Letter to the Editor

Is there confusion here? Just the facts please.

Tuesday, May 30, 2017

There seems to be some confusion in politics these days. Often it’s caused by not looking at all the facts. In a recent letter, the author thought that a reference to “super rich” should describe Hillary Clinton rather than President Trump because she raised more campaign money than he did. The Clintons are well off, but speaking of his personal wealth, President Trump, stating that he is very, very rich surely has the edge here.

Be that as it may, President Trump stated early in his campaign that he would self-fund it. That, naturally, took the pressure off for his deep pocket contributors for sending big bucks to his campaign. He even promised to spend $100 million of his own money for the effort. He later stated that he could not “self-fund” it by himself and asked for outside contributions. He also missed his own $100 million promise and actually kicked in just $66 million – about a $34 million shortfall.
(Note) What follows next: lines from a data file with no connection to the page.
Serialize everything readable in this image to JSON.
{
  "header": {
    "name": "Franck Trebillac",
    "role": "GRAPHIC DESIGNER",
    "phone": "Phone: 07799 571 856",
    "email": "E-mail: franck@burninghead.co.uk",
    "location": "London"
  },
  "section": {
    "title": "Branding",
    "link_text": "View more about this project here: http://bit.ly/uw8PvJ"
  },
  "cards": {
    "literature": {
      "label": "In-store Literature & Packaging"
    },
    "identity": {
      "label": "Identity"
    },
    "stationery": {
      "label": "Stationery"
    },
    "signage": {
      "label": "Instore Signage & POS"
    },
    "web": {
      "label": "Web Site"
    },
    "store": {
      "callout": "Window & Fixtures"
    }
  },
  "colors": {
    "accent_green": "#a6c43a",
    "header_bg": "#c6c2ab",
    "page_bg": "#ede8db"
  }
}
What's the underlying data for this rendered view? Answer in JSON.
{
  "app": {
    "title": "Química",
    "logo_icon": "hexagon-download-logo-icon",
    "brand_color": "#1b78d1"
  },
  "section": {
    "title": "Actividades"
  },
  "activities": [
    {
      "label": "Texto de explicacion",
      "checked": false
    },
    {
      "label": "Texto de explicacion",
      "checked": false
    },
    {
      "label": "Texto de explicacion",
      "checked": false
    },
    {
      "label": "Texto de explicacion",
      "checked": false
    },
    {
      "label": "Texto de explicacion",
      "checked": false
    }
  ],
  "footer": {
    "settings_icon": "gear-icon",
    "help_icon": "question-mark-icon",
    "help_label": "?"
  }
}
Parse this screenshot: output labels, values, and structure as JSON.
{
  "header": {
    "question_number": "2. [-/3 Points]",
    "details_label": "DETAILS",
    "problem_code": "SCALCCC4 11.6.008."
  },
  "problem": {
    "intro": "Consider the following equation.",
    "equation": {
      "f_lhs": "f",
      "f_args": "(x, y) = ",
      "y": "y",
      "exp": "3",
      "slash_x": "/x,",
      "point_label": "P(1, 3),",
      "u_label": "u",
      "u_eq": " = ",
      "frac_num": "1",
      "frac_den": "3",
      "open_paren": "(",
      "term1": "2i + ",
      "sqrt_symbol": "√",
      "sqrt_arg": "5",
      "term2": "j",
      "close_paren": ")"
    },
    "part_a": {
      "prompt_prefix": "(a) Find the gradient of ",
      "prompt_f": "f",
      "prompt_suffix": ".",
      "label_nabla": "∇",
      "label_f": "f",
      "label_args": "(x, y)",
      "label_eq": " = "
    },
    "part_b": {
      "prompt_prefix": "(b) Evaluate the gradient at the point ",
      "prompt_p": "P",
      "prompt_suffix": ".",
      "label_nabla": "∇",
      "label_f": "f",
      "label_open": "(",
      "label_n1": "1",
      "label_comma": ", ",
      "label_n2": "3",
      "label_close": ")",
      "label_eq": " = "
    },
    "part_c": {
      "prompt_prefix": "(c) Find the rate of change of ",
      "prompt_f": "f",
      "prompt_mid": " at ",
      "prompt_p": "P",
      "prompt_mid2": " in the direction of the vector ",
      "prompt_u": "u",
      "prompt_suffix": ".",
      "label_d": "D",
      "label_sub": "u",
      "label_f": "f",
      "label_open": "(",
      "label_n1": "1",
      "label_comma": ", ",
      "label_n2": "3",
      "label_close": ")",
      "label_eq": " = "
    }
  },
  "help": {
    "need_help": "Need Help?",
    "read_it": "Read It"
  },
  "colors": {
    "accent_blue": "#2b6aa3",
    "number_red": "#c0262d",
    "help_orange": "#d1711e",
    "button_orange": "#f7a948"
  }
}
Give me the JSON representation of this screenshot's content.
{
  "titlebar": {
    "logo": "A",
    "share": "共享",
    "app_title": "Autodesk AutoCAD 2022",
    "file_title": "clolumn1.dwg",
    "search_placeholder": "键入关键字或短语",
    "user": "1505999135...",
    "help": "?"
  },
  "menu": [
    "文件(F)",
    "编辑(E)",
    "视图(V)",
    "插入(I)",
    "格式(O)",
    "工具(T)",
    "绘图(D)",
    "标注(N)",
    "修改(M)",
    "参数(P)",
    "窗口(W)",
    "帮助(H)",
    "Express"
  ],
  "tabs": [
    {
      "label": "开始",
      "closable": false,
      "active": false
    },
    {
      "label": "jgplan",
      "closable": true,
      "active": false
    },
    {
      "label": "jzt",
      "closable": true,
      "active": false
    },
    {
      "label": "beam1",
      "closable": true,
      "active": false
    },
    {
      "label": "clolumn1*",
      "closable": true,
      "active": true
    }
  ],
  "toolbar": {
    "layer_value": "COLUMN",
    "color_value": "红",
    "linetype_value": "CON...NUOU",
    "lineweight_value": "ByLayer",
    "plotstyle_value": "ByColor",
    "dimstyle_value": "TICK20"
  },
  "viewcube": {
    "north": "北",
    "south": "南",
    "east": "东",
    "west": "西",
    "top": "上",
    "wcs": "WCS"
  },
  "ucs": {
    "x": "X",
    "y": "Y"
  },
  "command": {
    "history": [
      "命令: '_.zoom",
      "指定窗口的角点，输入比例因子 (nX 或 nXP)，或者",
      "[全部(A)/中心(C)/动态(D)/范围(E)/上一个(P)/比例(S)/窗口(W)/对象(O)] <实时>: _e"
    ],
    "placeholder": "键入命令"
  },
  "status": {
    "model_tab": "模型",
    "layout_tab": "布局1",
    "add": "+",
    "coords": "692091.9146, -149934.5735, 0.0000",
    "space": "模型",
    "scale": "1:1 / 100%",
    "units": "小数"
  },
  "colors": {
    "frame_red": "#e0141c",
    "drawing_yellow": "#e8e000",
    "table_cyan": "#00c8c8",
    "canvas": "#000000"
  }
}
Looking at the facts, it’s not surprising President Trump came up lacking in funding.

He then mentions the Clinton Foundation using funds for the Clinton lifestyle. I wonder if he is aware of charity-rating organizations. Charity Navigator, the largest of the rating organizations gives The Clinton Foundation four stars out of four, their highest rating. Another ranker, Charity Watch gives them an “A” ranking, which happens to be just higher than the Red Cross. President Daniel Borochoff lists it as “top tier” in the philanthropy world. Compare that to the Trump Foundation which was proven to practice “self dealing” by using Foundation funds of $258,000 to pay for Trump's personal legal problems, $5,000 for advertising Trump's hotels, $10,000 for a portrait of himself, and $100,000 political contribution to Citizens United, the Koch brothers PAC. It doesn’t sound very charitable to me. And then there’s the $25 million Trump paid to settle the Trump University fraud scandal. Wow!

Finally, he says that I erroneously stated that “the constitution could be changed by a vote of two thirds of the states.” I actually stated “a constitutional amendment ratified by two-thirds of the states.” It should be common knowledge that a constitutional amendment is a congressional bill, not subject to presidential action, that must be passed by two-thirds margin in both the Senate and the House and then additionally ratified by two-thirds of the states. Again, let’s look at the facts.

Robert Sneitzer

Spirit Lake